• **Exercise**: Go through the data and copy each line where the word "Express" shows up.

• **Supplied material**:
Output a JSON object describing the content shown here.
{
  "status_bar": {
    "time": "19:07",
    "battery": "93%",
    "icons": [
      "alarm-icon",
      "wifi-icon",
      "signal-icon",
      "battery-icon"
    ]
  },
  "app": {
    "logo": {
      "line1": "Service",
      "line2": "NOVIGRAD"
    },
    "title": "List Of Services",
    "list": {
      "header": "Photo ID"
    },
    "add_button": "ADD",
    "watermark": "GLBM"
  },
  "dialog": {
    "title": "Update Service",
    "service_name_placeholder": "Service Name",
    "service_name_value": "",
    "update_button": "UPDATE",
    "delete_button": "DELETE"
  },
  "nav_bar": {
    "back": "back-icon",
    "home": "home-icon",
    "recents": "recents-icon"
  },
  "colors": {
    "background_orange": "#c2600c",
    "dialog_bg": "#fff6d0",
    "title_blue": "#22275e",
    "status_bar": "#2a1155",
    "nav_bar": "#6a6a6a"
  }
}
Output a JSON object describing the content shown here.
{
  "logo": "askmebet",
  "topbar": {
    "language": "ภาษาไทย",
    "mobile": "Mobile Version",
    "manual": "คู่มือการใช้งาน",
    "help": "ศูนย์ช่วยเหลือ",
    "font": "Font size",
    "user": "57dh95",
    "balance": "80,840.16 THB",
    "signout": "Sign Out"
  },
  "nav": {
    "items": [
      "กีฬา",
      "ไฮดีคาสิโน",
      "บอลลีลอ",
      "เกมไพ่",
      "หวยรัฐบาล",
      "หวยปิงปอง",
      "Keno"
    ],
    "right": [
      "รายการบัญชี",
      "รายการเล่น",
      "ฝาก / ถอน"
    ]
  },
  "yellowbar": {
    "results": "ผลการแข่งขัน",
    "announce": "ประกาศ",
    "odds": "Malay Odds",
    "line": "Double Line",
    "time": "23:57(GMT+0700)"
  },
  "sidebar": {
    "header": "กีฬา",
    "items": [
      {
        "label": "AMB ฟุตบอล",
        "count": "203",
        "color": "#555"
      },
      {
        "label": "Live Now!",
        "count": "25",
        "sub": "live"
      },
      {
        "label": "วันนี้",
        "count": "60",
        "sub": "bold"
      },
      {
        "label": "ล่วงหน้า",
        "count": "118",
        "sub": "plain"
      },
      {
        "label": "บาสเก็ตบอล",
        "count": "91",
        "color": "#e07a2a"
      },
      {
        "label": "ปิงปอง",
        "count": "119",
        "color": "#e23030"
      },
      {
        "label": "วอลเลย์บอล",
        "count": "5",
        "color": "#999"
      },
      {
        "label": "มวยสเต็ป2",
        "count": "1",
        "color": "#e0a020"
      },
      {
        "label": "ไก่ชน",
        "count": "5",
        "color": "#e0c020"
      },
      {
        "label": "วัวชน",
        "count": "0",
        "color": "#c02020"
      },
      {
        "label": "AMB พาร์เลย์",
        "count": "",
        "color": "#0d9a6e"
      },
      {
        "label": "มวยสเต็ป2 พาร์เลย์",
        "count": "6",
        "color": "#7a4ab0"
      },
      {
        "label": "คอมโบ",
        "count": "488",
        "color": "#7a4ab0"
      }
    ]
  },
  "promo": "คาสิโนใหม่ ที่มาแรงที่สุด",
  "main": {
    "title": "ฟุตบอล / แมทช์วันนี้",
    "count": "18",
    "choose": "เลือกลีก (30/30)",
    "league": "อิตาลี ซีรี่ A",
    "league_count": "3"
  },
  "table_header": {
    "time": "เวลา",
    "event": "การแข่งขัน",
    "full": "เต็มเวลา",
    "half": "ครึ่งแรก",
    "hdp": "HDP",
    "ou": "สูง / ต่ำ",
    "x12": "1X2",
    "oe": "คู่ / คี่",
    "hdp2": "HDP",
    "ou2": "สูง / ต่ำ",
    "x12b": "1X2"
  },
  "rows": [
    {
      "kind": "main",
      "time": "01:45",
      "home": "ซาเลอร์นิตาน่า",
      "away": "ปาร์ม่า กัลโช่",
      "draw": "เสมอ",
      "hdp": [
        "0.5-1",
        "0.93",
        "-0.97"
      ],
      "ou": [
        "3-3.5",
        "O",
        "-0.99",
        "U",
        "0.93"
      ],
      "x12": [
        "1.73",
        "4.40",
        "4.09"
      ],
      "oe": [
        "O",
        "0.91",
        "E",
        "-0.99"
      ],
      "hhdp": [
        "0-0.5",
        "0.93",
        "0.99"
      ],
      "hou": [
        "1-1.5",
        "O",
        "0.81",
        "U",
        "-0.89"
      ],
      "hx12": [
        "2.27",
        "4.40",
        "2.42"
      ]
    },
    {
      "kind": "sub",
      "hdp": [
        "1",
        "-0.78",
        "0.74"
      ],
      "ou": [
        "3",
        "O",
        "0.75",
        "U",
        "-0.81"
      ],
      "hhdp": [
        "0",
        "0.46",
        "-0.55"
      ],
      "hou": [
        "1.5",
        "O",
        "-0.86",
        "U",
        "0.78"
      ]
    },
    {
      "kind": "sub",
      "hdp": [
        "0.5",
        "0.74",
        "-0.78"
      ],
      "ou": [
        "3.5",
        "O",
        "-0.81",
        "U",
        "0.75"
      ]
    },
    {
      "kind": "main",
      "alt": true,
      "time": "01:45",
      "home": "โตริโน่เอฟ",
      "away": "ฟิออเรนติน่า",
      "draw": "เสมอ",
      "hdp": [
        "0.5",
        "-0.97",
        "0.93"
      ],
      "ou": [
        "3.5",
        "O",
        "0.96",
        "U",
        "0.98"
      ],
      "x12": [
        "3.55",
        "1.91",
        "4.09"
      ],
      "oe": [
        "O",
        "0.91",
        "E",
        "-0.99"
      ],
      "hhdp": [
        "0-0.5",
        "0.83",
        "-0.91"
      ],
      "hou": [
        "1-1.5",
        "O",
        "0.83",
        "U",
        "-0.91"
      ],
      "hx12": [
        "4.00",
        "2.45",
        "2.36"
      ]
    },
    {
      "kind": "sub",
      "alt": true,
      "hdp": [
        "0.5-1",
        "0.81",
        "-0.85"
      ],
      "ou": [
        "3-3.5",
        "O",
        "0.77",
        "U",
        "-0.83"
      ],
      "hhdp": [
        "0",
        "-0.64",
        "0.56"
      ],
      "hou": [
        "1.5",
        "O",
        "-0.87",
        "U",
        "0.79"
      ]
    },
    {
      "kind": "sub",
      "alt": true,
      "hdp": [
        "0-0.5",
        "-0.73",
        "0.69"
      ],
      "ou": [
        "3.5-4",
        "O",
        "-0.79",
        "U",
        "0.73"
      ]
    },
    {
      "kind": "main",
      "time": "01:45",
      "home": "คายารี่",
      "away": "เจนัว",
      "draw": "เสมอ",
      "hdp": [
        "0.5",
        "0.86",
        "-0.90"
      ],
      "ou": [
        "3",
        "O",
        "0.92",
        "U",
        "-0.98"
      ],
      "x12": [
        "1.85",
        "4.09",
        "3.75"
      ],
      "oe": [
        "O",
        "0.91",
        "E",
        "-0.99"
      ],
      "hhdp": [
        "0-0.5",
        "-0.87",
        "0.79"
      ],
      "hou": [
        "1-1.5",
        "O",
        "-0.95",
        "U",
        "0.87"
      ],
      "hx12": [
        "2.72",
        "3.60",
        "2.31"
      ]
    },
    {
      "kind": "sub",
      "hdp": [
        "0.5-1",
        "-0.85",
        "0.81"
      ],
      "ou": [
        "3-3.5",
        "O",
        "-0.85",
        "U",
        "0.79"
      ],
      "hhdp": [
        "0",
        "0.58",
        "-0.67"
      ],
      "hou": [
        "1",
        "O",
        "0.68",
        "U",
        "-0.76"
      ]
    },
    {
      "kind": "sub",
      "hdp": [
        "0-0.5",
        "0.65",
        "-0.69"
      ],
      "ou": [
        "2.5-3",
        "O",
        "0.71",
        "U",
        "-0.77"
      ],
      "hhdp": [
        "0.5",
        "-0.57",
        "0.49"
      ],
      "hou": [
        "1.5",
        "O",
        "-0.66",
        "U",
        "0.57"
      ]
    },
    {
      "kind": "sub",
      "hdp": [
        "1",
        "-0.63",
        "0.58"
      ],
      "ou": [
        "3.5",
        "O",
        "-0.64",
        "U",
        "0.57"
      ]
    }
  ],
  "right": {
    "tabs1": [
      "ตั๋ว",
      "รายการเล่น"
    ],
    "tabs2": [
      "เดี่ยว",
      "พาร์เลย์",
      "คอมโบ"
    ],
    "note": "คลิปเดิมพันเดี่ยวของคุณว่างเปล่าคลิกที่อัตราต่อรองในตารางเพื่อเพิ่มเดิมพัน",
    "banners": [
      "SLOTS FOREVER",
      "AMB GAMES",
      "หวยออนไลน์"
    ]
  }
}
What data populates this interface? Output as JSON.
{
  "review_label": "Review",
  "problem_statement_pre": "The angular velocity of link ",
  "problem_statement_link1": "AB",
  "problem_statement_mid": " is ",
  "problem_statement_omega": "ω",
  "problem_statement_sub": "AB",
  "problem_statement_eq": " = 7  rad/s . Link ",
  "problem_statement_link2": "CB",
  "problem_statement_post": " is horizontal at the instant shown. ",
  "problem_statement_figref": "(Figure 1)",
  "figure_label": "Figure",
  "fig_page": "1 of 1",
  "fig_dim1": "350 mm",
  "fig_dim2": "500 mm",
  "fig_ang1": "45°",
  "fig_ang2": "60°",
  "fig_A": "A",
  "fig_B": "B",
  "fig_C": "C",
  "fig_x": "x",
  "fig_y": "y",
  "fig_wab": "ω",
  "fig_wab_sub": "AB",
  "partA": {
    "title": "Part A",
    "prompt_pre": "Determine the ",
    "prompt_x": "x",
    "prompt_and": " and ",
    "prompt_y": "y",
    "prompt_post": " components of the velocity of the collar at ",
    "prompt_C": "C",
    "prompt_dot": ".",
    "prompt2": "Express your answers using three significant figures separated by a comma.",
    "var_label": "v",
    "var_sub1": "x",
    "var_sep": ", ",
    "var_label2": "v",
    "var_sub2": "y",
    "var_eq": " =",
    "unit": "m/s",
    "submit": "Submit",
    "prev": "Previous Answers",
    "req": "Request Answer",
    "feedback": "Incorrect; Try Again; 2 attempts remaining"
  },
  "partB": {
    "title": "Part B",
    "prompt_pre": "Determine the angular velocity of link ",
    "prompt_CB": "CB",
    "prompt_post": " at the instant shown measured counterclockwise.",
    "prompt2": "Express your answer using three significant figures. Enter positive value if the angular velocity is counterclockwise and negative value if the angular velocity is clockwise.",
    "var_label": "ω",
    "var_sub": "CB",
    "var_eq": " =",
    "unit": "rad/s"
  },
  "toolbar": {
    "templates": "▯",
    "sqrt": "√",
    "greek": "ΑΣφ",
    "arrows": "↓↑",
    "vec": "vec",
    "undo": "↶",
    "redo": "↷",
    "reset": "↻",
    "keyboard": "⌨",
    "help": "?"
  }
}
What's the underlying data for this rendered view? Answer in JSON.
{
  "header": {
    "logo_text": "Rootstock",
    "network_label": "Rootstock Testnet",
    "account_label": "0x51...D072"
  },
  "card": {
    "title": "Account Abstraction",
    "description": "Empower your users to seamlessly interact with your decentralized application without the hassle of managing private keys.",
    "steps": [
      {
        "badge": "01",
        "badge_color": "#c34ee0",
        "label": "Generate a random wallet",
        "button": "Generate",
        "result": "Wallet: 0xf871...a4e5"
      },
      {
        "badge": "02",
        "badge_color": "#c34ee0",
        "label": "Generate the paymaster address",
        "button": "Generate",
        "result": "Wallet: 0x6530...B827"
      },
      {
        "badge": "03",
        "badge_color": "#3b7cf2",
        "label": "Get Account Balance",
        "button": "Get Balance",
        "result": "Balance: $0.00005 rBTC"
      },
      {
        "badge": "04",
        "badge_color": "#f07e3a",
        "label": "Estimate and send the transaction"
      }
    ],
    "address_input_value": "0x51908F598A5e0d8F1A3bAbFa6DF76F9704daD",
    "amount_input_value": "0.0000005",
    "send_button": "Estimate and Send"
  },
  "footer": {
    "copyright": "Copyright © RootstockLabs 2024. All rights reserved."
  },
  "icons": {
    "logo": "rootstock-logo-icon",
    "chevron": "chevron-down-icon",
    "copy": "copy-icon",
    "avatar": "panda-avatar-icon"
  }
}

• **Solution**:
    "prompt2": "Express your answers using three significant figures separated by a comma.",
    "prompt2": "Express your answer using three significant figures. Enter positive value if the angular velocity is counterclockwise and negative value if the angular velocity is clockwise.",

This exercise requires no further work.